Summarizing the findings of the desk based research, the results of the questionnaire and the interviews there is a clearer picture now on how most donor agencies currently invest in Africa’s transport sector. Taking all current Africa-related transport sector funding together anything else than infrastructure funding has no substantial portion or role in most donor portfolios.
JICA, the Chinese Development Assistance and the African Development Bank seem to have not yet started to address sustainable transport in a broader, more integrative perspective, reflecting neither the concept of accessibility, the Avoid-Shift-Improve Approach nor fostering the adoption of successful solutions in other regions, including solutions which are geared to reduce GHG from transport. It also seems that the lack of data (e.g. for road safety, cycling share or emissions) is not part of the portfolio of many donors and their partner countries.
The “Strategy 2020” of the Asian Development Bank however could become a model for other donor agencies. The “Sustainability Toolkit for Transport Projects” and the “Flagship Report” of the World Bank are also progressive attempts to assure more sustainability in transport projects. As domestic funding still will remain the driver of transport investments in Africa, it would be interesting to identify ways how these new instruments can be made applicable for domestic funding.
The diverse approaches and policy directions of the different banks could be set more in line toward sustainability by fostering a transparent inter-agency-debate on the issue of sustainable transport in Africa.
In addition all Multilateral Development Banks that signed the 175 Billion US-$ Commitment at Rio+20 should be open to work (with each other and the UN) on how to assess and measure the spending of this money.

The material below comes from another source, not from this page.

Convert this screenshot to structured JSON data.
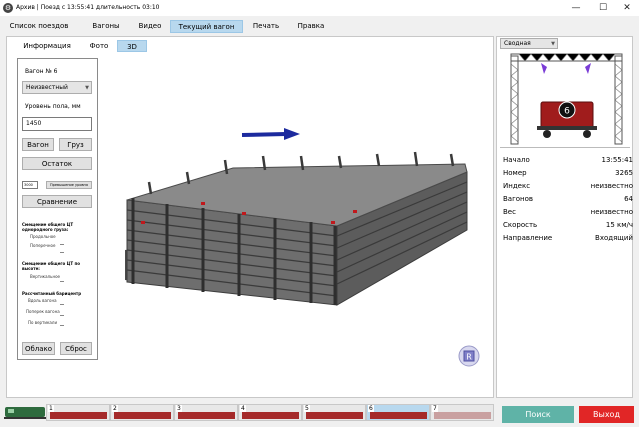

But for this all agencies – especially those that have not started so far – must increase inhouse capacities and develop knowledge on how to solve the challenges in future transport in the African region, including motorization, accessibility questions, energy and emissions, road safety and urban, rural and regional development.
Hence donor agencies should assist their partner countries to define (new) sustainable transport sector policies which includes more than investments in (road) infrastructure.
For the overwhelming portion of funding in ODA partner countries express their needs for transport related investments to the donor community. If they will approach donor agencies like JICA, CDB or AFDB it probably will be much easier to receive financial assistance for road building than from those agencies which currently develop new funding policies and mechanisms.